Hi fellow Woodworkers,
(Dilo rides again… after a quite long break!)
This time I am showing you a tiny chest of drawers specially designed by me in the Baroque
style and intended to satisfy a need for fancy storage from a clever collector of jewels, watches or
pens. It has a pair of front doors with a lock that encloses seven small drawers and two large lateral
doors with locks that close two side compartments.
A major fact that must be said is that this is the first time in my life that I am creating a woodwork
intended for sale. I am sure that I will have a very hard time in selling it at a fair price (not
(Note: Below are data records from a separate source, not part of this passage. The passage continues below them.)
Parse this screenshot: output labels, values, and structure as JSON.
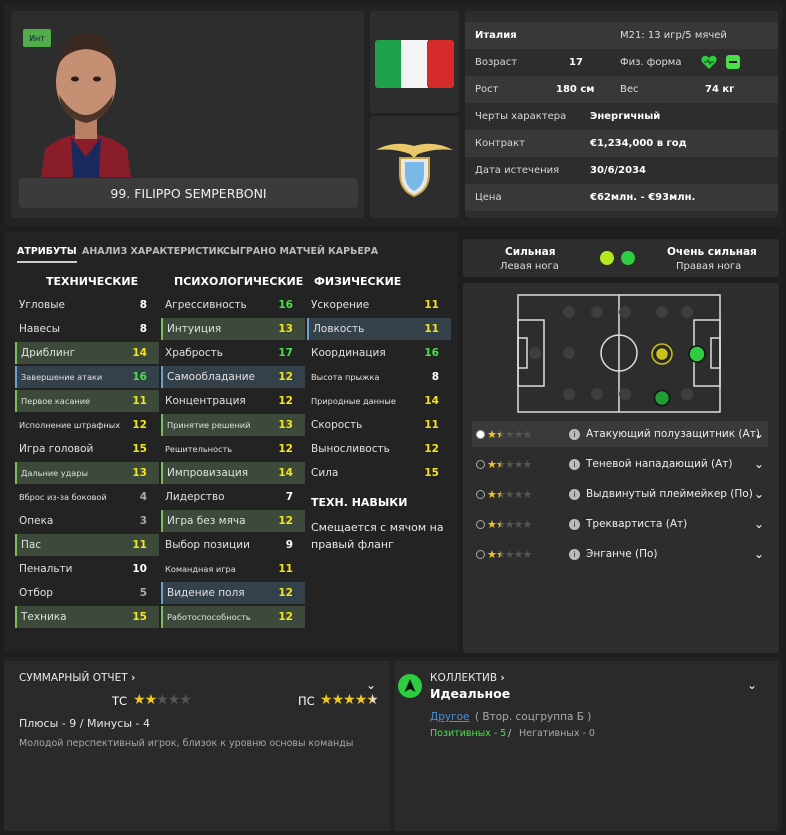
{
  "player": {
    "badge": "Инт",
    "name": "99. FILIPPO SEMPERBONI"
  },
  "info": {
    "nation": "Италия",
    "u21": "М21: 13 игр/5 мячей",
    "age_label": "Возраст",
    "age": "17",
    "fitness_label": "Физ. форма",
    "height_label": "Рост",
    "height": "180 см",
    "weight_label": "Вес",
    "weight": "74 кг",
    "trait_label": "Черты характера",
    "trait": "Энергичный",
    "contract_label": "Контракт",
    "contract": "€1,234,000 в год",
    "expiry_label": "Дата истечения",
    "expiry": "30/6/2034",
    "price_label": "Цена",
    "price": "€62млн. - €93млн."
  },
  "tabs": [
    "АТРИБУТЫ",
    "АНАЛИЗ ХАРАКТЕРИСТИК",
    "СЫГРАНО МАТЧЕЙ",
    "КАРЬЕРА"
  ],
  "columns": {
    "tech": "ТЕХНИЧЕСКИЕ",
    "psy": "ПСИХОЛОГИЧЕСКИЕ",
    "phys": "ФИЗИЧЕСКИЕ",
    "skills": "ТЕХН. НАВЫКИ"
  },
  "technical": [
    {
      "n": "Угловые",
      "v": "8"
    },
    {
      "n": "Навесы",
      "v": "8"
    },
    {
      "n": "Дриблинг",
      "v": "14"
    },
    {
      "n": "Завершение атаки",
      "v": "16"
    },
    {
      "n": "Первое касание",
      "v": "11"
    },
    {
      "n": "Исполнение штрафных",
      "v": "12"
    },
    {
      "n": "Игра головой",
      "v": "15"
    },
    {
      "n": "Дальние удары",
      "v": "13"
    },
    {
      "n": "Вброс из-за боковой",
      "v": "4"
    },
    {
      "n": "Опека",
      "v": "3"
    },
    {
      "n": "Пас",
      "v": "11"
    },
    {
      "n": "Пенальти",
      "v": "10"
    },
    {
      "n": "Отбор",
      "v": "5"
    },
    {
      "n": "Техника",
      "v": "15"
    }
  ],
  "mental": [
    {
      "n": "Агрессивность",
      "v": "16"
    },
    {
      "n": "Интуиция",
      "v": "13"
    },
    {
      "n": "Храбрость",
      "v": "17"
    },
    {
      "n": "Самообладание",
      "v": "12"
    },
    {
      "n": "Концентрация",
      "v": "12"
    },
    {
      "n": "Принятие решений",
      "v": "13"
    },
    {
      "n": "Решительность",
      "v": "12"
    },
    {
      "n": "Импровизация",
      "v": "14"
    },
    {
      "n": "Лидерство",
      "v": "7"
    },
    {
      "n": "Игра без мяча",
      "v": "12"
    },
    {
      "n": "Выбор позиции",
      "v": "9"
    },
    {
      "n": "Командная игра",
      "v": "11"
    },
    {
      "n": "Видение поля",
      "v": "12"
    },
    {
      "n": "Работоспособность",
      "v": "12"
    }
  ],
  "physical": [
    {
      "n": "Ускорение",
      "v": "11"
    },
    {
      "n": "Ловкость",
      "v": "11"
    },
    {
      "n": "Координация",
      "v": "16"
    },
    {
      "n": "Высота прыжка",
      "v": "8"
    },
    {
      "n": "Природные данные",
      "v": "14"
    },
    {
      "n": "Скорость",
      "v": "11"
    },
    {
      "n": "Выносливость",
      "v": "12"
    },
    {
      "n": "Сила",
      "v": "15"
    }
  ],
  "skill_text": "Смещается с мячом на правый фланг",
  "feet": {
    "left_strength": "Сильная",
    "left_label": "Левая нога",
    "right_strength": "Очень сильная",
    "right_label": "Правая нога"
  },
  "roles": [
    {
      "name": "Атакующий полузащитник (Ат)",
      "stars": 1.5
    },
    {
      "name": "Теневой нападающий (Ат)",
      "stars": 1.5
    },
    {
      "name": "Выдвинутый плеймейкер (По)",
      "stars": 1.5
    },
    {
      "name": "Треквартиста (Ат)",
      "stars": 1.5
    },
    {
      "name": "Энганче (По)",
      "stars": 1.5
    }
  ],
  "summary": {
    "title": "СУММАРНЫЙ ОТЧЕТ",
    "tc_label": "ТС",
    "tc_stars": 2,
    "pc_label": "ПС",
    "pc_stars": 4.5,
    "plus_minus": "Плюсы - 9 / Минусы - 4",
    "desc": "Молодой перспективный игрок, близок к уровню основы команды"
  },
  "collective": {
    "title": "КОЛЛЕКТИВ",
    "value": "Идеальное",
    "group_link": "Другое",
    "group_detail": "( Втор. соцгруппа Б )",
    "positive": "Позитивных - 5",
    "sep": "/",
    "negative": "Негативных - 0"
  },
  "colors": {
    "green": "#4be04b",
    "yellow": "#f2e61d",
    "accent": "#2ecc40"
  }
}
degraded) since the modern Brazilian “culture” does not recognize woodwork as artwork. So, I will
have to make my strategy towards the likely target buyers, and consider some changes in my typical
working patterns. I will have to be bold enough to face this new way of thinking.
Aiming at that commercial purpose I had to make a fundamental change in my mind: to replace the
wood I had long been working with - the Rio-rosewood (Dalbergia nigra) - for Canjerana (Cabralea
multijuga) which is quite similar to the Spanish-cedar (Cedrela odorata). The main reason is the
Rio-rosewood’s rarity and its extreme carving difficulty, qualities which prospective customers
will never recognize and pay accordingly. The secondary reason is the unique Canjerana’s property of
changing its own color from the original pinkish to a beautiful dark purple, by just suffering a
quick action of the air/sunlight.
I bought a rough board of salvaged and cup-warped Canjerana (90” x 16” x 1 ½ ”) with bug holes
and some sapwood. However, I did not take it to be machine-processed into the necessary thinner
pieces because I could not allow any waste produced by the planer and the table saw, since it would
reduce dramatically the usable wood. Instead, I cut all the thinner beams and boards using just a
handsaw and planed them individually by hand. Although its cedar-like consistency is the usual
standard among Brazilian carvers, it looked to me rather as a mild slab of beeswax. So the effective
woodworking time that I spent on the Canjerana wood was about one quarter of the whole time that I
would have spent on the Rio-rosewood.
It was entirely made in my closet-size workshop during my spare time and took 4 ½ months to be
completed, including its blue velvet lining. The finishing was done with a personally prepared wax
(carnauba, beeswax, turpentine). Exclusively hand tools were used.
Dimensions: 27” high x 20” wide x 16” deep
Dilo Marcio Fernandino
Belo Horizonte, MG, Brazil